**EXERCISE AIM**
From the material below, pull each line containing the string "JSON".

**MATERIAL FOR THE TASK**
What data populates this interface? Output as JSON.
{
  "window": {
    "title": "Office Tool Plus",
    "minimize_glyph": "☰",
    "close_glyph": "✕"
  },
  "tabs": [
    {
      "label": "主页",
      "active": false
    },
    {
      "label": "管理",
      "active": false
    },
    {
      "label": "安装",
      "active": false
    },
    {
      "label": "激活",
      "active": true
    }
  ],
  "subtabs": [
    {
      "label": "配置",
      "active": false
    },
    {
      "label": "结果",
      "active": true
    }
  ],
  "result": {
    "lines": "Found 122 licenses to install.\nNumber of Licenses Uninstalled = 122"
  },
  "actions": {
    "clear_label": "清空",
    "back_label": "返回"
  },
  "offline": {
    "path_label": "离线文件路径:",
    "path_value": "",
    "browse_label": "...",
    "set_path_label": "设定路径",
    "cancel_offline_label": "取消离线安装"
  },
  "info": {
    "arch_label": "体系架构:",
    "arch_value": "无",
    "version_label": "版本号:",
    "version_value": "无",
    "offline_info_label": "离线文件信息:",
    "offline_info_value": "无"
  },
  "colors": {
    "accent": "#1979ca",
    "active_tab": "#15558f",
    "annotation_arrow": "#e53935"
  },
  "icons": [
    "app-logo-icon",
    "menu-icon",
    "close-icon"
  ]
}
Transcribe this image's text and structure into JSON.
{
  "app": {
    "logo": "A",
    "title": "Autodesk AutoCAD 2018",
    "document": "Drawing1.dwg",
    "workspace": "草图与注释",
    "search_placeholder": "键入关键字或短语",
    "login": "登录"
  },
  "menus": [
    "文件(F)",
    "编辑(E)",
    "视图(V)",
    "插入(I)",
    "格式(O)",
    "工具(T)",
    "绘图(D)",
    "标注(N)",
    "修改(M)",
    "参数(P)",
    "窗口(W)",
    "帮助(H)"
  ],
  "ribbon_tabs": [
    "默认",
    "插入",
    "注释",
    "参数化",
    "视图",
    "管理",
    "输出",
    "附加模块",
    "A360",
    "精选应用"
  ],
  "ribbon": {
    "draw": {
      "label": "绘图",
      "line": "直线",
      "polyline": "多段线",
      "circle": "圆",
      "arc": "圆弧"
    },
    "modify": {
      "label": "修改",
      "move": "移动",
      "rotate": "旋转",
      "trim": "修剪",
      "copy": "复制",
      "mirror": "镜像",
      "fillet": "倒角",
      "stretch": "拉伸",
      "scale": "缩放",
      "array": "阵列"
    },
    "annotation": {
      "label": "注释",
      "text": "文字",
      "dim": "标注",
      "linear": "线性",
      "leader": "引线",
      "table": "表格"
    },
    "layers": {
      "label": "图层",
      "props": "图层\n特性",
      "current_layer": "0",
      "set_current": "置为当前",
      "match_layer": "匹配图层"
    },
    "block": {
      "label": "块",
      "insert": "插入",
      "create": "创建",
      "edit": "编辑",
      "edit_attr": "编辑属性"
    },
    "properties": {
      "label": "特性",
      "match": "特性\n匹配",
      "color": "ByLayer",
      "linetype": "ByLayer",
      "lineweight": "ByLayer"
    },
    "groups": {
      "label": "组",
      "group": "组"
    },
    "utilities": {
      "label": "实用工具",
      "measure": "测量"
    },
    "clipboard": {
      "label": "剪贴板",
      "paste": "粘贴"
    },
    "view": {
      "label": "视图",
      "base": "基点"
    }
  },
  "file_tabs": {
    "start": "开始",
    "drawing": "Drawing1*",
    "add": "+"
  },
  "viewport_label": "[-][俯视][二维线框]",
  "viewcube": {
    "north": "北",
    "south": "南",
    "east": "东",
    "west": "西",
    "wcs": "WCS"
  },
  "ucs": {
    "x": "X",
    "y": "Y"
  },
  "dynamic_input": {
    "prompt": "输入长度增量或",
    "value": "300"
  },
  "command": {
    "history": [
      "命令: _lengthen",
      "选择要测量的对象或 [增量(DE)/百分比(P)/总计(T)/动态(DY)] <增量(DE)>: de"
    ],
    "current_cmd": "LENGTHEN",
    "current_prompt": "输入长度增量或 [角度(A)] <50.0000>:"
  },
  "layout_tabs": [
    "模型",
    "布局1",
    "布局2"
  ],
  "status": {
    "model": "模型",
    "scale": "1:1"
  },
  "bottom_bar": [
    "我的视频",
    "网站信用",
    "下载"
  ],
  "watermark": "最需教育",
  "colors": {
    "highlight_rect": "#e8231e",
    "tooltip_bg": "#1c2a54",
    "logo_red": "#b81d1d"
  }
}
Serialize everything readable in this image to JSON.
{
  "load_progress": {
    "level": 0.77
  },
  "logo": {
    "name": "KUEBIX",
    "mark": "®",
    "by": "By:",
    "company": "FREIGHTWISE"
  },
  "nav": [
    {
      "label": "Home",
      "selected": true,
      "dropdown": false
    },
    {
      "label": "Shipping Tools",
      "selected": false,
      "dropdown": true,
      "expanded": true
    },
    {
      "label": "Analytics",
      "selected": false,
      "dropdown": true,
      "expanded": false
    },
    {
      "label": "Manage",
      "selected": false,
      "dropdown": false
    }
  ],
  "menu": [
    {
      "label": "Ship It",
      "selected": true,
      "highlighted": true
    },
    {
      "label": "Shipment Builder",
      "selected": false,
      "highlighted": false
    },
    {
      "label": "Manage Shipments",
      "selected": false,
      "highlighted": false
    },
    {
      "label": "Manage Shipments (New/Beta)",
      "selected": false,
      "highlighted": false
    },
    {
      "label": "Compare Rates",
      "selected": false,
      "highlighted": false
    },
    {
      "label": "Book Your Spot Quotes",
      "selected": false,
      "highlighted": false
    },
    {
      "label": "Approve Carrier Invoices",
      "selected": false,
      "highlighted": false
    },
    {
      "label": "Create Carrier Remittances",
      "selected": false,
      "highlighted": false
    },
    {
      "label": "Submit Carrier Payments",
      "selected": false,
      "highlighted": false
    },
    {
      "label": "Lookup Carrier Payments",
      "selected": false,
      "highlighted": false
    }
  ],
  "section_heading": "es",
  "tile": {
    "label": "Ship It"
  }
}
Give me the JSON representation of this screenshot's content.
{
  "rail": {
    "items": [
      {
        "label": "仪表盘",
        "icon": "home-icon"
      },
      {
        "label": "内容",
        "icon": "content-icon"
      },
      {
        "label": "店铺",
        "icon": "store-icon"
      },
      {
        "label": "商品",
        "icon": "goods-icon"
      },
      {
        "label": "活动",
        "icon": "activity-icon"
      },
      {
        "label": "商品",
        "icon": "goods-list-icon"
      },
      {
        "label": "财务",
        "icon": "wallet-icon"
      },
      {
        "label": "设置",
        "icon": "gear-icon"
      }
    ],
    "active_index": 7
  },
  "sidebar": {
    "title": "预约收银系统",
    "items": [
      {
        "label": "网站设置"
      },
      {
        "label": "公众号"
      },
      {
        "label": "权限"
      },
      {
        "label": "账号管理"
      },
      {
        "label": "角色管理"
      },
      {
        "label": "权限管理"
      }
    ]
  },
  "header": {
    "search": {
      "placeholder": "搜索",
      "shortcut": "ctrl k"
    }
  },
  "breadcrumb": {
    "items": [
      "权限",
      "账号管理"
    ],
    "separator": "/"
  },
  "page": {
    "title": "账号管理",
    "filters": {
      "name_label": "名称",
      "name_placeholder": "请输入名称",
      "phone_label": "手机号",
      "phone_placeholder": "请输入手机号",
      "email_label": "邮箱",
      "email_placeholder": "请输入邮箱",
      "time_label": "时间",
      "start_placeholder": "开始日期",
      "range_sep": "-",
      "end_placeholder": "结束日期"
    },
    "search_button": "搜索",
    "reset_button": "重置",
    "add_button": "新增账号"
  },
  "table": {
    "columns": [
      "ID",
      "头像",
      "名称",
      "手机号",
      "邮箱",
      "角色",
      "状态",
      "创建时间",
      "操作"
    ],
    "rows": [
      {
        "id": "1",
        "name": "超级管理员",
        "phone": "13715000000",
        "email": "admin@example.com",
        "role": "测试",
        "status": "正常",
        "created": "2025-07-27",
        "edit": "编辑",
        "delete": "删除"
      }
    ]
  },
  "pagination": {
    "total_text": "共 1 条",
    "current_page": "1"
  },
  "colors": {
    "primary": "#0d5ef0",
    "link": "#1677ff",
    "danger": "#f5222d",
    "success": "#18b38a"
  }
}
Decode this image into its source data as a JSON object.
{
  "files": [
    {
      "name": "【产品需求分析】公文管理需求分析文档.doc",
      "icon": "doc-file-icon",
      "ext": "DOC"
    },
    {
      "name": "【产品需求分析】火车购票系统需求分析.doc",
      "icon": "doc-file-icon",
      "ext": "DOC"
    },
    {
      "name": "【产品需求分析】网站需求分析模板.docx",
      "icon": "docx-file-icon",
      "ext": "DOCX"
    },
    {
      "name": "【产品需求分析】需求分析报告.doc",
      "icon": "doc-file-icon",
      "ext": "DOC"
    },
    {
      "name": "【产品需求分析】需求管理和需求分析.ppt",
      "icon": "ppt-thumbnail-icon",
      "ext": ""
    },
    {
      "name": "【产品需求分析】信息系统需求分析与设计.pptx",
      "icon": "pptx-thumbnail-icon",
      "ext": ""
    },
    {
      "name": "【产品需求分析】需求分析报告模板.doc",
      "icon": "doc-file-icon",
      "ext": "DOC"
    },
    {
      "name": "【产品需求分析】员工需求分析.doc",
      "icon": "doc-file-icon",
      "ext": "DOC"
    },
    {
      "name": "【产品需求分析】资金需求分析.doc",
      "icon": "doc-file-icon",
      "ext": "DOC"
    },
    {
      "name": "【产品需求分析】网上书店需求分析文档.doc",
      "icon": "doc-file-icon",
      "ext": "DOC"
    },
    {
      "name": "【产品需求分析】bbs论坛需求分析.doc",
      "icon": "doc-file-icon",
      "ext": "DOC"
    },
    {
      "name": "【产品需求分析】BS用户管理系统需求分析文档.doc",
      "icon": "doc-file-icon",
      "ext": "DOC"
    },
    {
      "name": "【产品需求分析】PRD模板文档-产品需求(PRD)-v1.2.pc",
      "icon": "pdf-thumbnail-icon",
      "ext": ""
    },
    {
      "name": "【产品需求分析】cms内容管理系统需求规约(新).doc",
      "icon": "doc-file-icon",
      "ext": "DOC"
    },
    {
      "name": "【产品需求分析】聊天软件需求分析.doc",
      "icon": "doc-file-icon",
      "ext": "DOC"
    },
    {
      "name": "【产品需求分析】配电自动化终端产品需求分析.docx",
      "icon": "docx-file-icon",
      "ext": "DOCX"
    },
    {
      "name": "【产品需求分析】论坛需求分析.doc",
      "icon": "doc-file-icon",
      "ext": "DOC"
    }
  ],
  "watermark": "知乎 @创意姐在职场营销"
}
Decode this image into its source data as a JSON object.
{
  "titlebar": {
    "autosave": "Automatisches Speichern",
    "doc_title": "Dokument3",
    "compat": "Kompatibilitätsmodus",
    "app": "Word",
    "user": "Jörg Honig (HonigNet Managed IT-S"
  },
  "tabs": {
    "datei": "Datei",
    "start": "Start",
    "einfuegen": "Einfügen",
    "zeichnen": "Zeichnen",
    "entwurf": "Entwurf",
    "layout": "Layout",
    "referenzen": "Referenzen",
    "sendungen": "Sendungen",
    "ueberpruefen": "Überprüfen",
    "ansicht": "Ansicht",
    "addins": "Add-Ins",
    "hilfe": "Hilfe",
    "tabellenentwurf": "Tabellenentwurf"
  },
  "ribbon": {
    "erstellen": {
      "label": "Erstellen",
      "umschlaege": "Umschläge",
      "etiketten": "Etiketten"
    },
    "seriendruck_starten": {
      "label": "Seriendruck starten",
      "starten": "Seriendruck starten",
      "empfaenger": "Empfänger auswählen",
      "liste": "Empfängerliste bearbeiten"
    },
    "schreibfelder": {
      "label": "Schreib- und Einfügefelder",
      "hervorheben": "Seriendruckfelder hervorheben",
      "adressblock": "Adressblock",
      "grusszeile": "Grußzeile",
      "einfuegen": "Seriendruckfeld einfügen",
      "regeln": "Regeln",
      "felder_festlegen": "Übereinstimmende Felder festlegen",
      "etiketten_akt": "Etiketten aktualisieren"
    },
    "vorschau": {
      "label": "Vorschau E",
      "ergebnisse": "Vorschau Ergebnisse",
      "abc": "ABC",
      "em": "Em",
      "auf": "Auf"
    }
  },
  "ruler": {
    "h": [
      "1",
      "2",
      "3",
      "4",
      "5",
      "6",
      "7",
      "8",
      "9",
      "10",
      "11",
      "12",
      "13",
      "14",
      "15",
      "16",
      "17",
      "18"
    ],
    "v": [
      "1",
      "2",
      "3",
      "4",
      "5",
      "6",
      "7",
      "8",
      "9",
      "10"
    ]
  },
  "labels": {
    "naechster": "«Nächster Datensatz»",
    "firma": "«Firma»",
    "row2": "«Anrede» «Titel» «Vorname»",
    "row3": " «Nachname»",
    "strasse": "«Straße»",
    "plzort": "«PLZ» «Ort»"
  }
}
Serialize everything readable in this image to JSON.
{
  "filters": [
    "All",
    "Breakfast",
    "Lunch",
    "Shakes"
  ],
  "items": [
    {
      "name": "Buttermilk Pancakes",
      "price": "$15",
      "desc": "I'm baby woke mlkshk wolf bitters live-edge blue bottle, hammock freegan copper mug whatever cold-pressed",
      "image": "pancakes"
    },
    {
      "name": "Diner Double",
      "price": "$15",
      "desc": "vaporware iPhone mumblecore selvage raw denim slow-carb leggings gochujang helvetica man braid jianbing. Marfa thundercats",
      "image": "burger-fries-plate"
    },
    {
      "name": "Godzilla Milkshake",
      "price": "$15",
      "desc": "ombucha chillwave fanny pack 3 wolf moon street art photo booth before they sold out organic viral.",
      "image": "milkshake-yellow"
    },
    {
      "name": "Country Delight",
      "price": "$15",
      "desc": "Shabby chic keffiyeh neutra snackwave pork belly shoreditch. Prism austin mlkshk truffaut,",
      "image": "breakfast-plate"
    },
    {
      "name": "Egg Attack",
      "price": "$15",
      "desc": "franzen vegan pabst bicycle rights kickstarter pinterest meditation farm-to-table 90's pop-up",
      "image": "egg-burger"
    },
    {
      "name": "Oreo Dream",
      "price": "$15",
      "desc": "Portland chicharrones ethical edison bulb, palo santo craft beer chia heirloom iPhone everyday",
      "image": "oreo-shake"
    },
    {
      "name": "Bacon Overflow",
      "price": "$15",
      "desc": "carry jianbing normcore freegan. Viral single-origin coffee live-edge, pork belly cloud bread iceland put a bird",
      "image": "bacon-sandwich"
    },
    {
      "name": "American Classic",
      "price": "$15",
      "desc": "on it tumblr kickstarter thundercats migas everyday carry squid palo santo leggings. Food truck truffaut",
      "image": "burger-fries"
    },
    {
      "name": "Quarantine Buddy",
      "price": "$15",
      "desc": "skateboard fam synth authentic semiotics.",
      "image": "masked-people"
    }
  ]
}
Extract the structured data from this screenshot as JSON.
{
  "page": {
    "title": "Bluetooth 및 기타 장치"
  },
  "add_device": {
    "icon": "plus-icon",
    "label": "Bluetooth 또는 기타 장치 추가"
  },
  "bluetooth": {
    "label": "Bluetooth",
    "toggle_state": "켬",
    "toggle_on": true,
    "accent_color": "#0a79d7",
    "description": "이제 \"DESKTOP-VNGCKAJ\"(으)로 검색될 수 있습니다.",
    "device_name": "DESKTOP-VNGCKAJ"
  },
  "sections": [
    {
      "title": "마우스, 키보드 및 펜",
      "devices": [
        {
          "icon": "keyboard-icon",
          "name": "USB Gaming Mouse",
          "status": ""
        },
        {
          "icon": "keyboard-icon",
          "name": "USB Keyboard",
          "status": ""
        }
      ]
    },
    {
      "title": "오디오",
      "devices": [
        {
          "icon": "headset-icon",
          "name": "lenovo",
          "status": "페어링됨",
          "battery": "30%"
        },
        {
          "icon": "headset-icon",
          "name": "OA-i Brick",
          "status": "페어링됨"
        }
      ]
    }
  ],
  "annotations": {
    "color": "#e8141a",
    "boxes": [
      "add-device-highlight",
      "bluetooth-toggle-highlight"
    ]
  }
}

**RESULT FOR THIS TASK**
What data populates this interface? Output as JSON.
Transcribe this image's text and structure into JSON.
Serialize everything readable in this image to JSON.
Give me the JSON representation of this screenshot's content.
Decode this image into its source data as a JSON object.
Decode this image into its source data as a JSON object.
Serialize everything readable in this image to JSON.
Extract the structured data from this screenshot as JSON.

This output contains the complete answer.